#### Component data from apps and pages:
++++++++
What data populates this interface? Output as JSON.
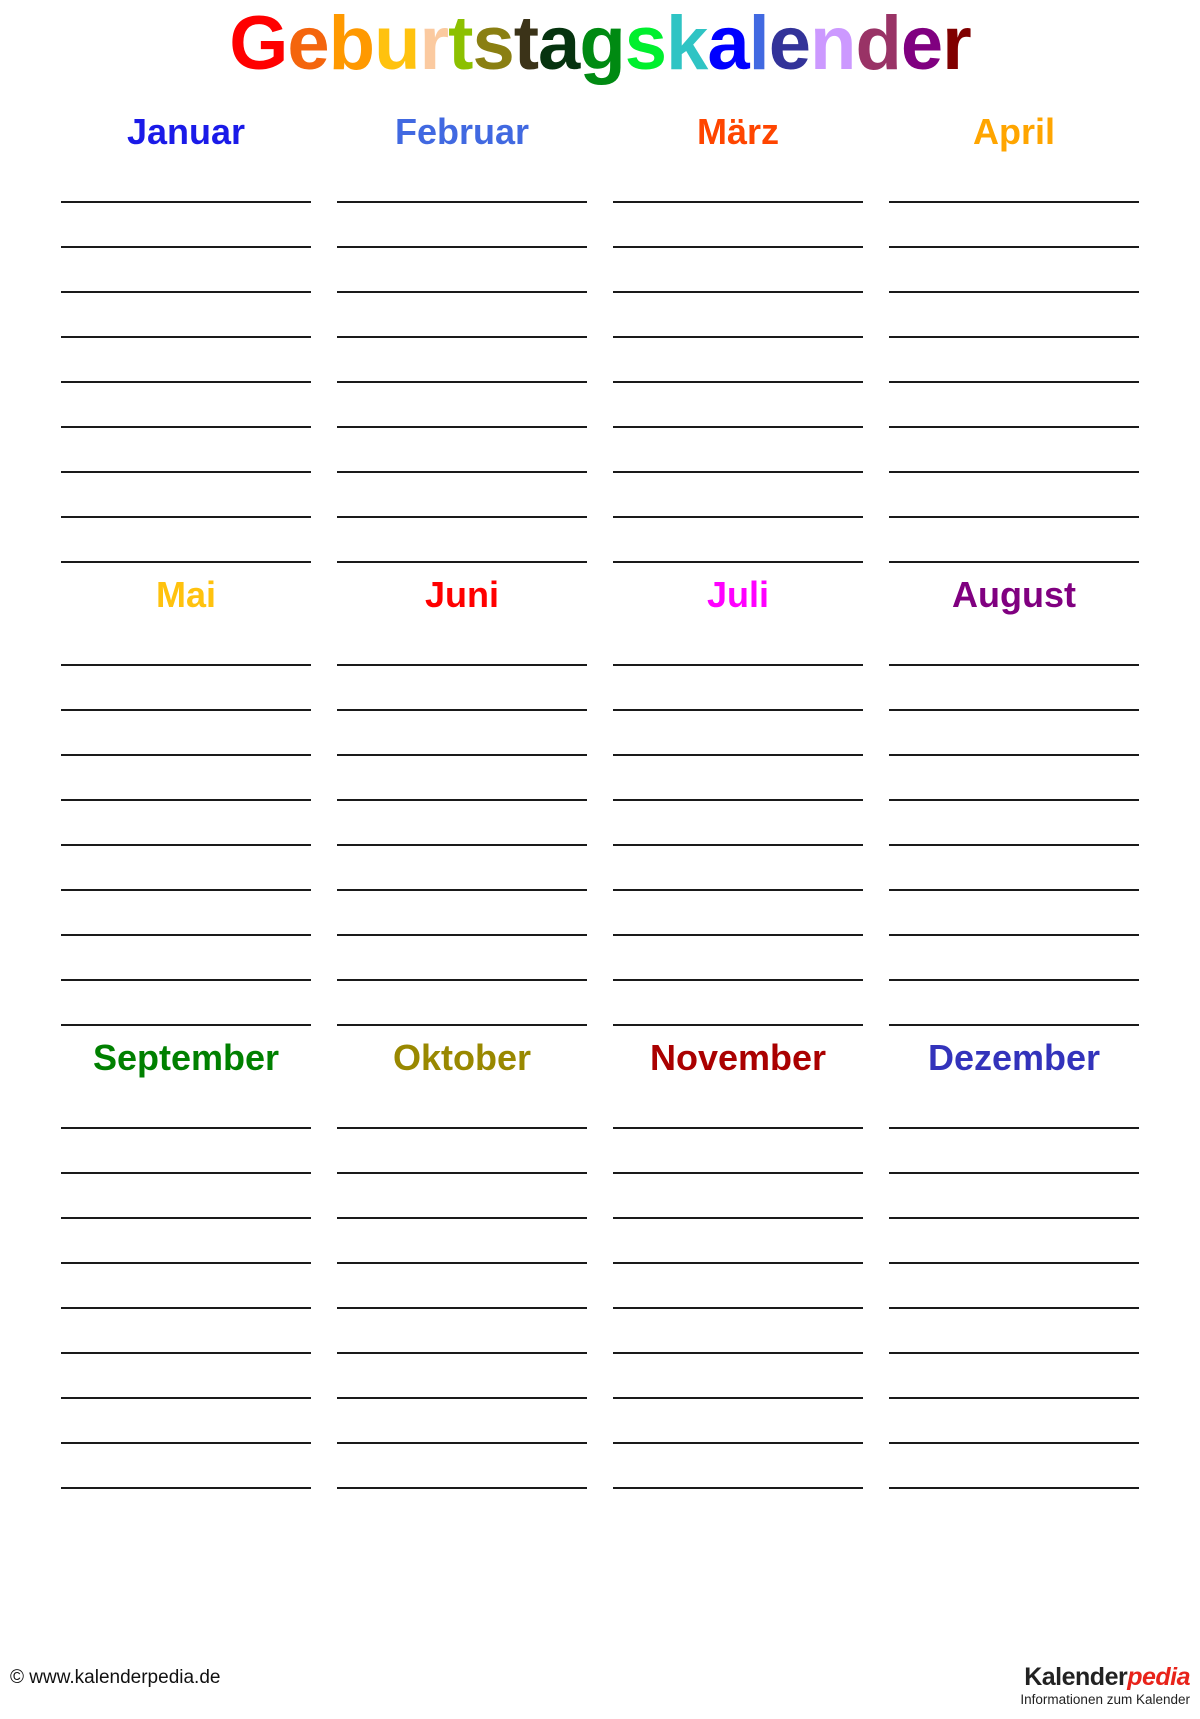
{
  "document": {
    "title_text": "Geburtstagskalender",
    "title_letters": [
      {
        "ch": "G",
        "color": "#ff0000"
      },
      {
        "ch": "e",
        "color": "#f4650d"
      },
      {
        "ch": "b",
        "color": "#ff9900"
      },
      {
        "ch": "u",
        "color": "#ffc20e"
      },
      {
        "ch": "r",
        "color": "#fbcaa0"
      },
      {
        "ch": "t",
        "color": "#8cc000"
      },
      {
        "ch": "s",
        "color": "#8a7f12"
      },
      {
        "ch": "t",
        "color": "#3b3318"
      },
      {
        "ch": "a",
        "color": "#06330f"
      },
      {
        "ch": "g",
        "color": "#008a12"
      },
      {
        "ch": "s",
        "color": "#00ef2e"
      },
      {
        "ch": "k",
        "color": "#2fc4c4"
      },
      {
        "ch": "a",
        "color": "#0000ff"
      },
      {
        "ch": "l",
        "color": "#4169e1"
      },
      {
        "ch": "e",
        "color": "#333399"
      },
      {
        "ch": "n",
        "color": "#cc99ff"
      },
      {
        "ch": "d",
        "color": "#993366"
      },
      {
        "ch": "e",
        "color": "#800080"
      },
      {
        "ch": "r",
        "color": "#800000"
      }
    ],
    "lines_per_month": 9
  },
  "months": [
    {
      "name": "Januar",
      "color": "#1a1ae8",
      "lines": [
        "",
        "",
        "",
        "",
        "",
        "",
        "",
        "",
        ""
      ]
    },
    {
      "name": "Februar",
      "color": "#4169e1",
      "lines": [
        "",
        "",
        "",
        "",
        "",
        "",
        "",
        "",
        ""
      ]
    },
    {
      "name": "März",
      "color": "#ff4500",
      "lines": [
        "",
        "",
        "",
        "",
        "",
        "",
        "",
        "",
        ""
      ]
    },
    {
      "name": "April",
      "color": "#ffa500",
      "lines": [
        "",
        "",
        "",
        "",
        "",
        "",
        "",
        "",
        ""
      ]
    },
    {
      "name": "Mai",
      "color": "#ffc20e",
      "lines": [
        "",
        "",
        "",
        "",
        "",
        "",
        "",
        "",
        ""
      ]
    },
    {
      "name": "Juni",
      "color": "#ff0000",
      "lines": [
        "",
        "",
        "",
        "",
        "",
        "",
        "",
        "",
        ""
      ]
    },
    {
      "name": "Juli",
      "color": "#ff00ff",
      "lines": [
        "",
        "",
        "",
        "",
        "",
        "",
        "",
        "",
        ""
      ]
    },
    {
      "name": "August",
      "color": "#800080",
      "lines": [
        "",
        "",
        "",
        "",
        "",
        "",
        "",
        "",
        ""
      ]
    },
    {
      "name": "September",
      "color": "#008000",
      "lines": [
        "",
        "",
        "",
        "",
        "",
        "",
        "",
        "",
        ""
      ]
    },
    {
      "name": "Oktober",
      "color": "#998800",
      "lines": [
        "",
        "",
        "",
        "",
        "",
        "",
        "",
        "",
        ""
      ]
    },
    {
      "name": "November",
      "color": "#aa0000",
      "lines": [
        "",
        "",
        "",
        "",
        "",
        "",
        "",
        "",
        ""
      ]
    },
    {
      "name": "Dezember",
      "color": "#3333bb",
      "lines": [
        "",
        "",
        "",
        "",
        "",
        "",
        "",
        "",
        ""
      ]
    }
  ],
  "footer": {
    "copyright": "© www.kalenderpedia.de",
    "brand_primary": "Kalender",
    "brand_accent": "pedia",
    "brand_subtitle": "Informationen zum Kalender",
    "accent_color": "#e8231a"
  }
}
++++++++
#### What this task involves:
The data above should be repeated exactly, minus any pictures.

#### Written solution:
What data populates this interface? Output as JSON.
{
  "document": {
    "title_text": "Geburtstagskalender",
    "title_letters": [
      {
        "ch": "G",
        "color": "#ff0000"
      },
      {
        "ch": "e",
        "color": "#f4650d"
      },
      {
        "ch": "b",
        "color": "#ff9900"
      },
      {
        "ch": "u",
        "color": "#ffc20e"
      },
      {
        "ch": "r",
        "color": "#fbcaa0"
      },
      {
        "ch": "t",
        "color": "#8cc000"
      },
      {
        "ch": "s",
        "color": "#8a7f12"
      },
      {
        "ch": "t",
        "color": "#3b3318"
      },
      {
        "ch": "a",
        "color": "#06330f"
      },
      {
        "ch": "g",
        "color": "#008a12"
      },
      {
        "ch": "s",
        "color": "#00ef2e"
      },
      {
        "ch": "k",
        "color": "#2fc4c4"
      },
      {
        "ch": "a",
        "color": "#0000ff"
      },
      {
        "ch": "l",
        "color": "#4169e1"
      },
      {
        "ch": "e",
        "color": "#333399"
      },
      {
        "ch": "n",
        "color": "#cc99ff"
      },
      {
        "ch": "d",
        "color": "#993366"
      },
      {
        "ch": "e",
        "color": "#800080"
      },
      {
        "ch": "r",
        "color": "#800000"
      }
    ],
    "lines_per_month": 9
  },
  "months": [
    {
      "name": "Januar",
      "color": "#1a1ae8",
      "lines": [
        "",
        "",
        "",
        "",
        "",
        "",
        "",
        "",
        ""
      ]
    },
    {
      "name": "Februar",
      "color": "#4169e1",
      "lines": [
        "",
        "",
        "",
        "",
        "",
        "",
        "",
        "",
        ""
      ]
    },
    {
      "name": "März",
      "color": "#ff4500",
      "lines": [
        "",
        "",
        "",
        "",
        "",
        "",
        "",
        "",
        ""
      ]
    },
    {
      "name": "April",
      "color": "#ffa500",
      "lines": [
        "",
        "",
        "",
        "",
        "",
        "",
        "",
        "",
        ""
      ]
    },
    {
      "name": "Mai",
      "color": "#ffc20e",
      "lines": [
        "",
        "",
        "",
        "",
        "",
        "",
        "",
        "",
        ""
      ]
    },
    {
      "name": "Juni",
      "color": "#ff0000",
      "lines": [
        "",
        "",
        "",
        "",
        "",
        "",
        "",
        "",
        ""
      ]
    },
    {
      "name": "Juli",
      "color": "#ff00ff",
      "lines": [
        "",
        "",
        "",
        "",
        "",
        "",
        "",
        "",
        ""
      ]
    },
    {
      "name": "August",
      "color": "#800080",
      "lines": [
        "",
        "",
        "",
        "",
        "",
        "",
        "",
        "",
        ""
      ]
    },
    {
      "name": "September",
      "color": "#008000",
      "lines": [
        "",
        "",
        "",
        "",
        "",
        "",
        "",
        "",
        ""
      ]
    },
    {
      "name": "Oktober",
      "color": "#998800",
      "lines": [
        "",
        "",
        "",
        "",
        "",
        "",
        "",
        "",
        ""
      ]
    },
    {
      "name": "November",
      "color": "#aa0000",
      "lines": [
        "",
        "",
        "",
        "",
        "",
        "",
        "",
        "",
        ""
      ]
    },
    {
      "name": "Dezember",
      "color": "#3333bb",
      "lines": [
        "",
        "",
        "",
        "",
        "",
        "",
        "",
        "",
        ""
      ]
    }
  ],
  "footer": {
    "copyright": "© www.kalenderpedia.de",
    "brand_primary": "Kalender",
    "brand_accent": "pedia",
    "brand_subtitle": "Informationen zum Kalender",
    "accent_color": "#e8231a"
  }
}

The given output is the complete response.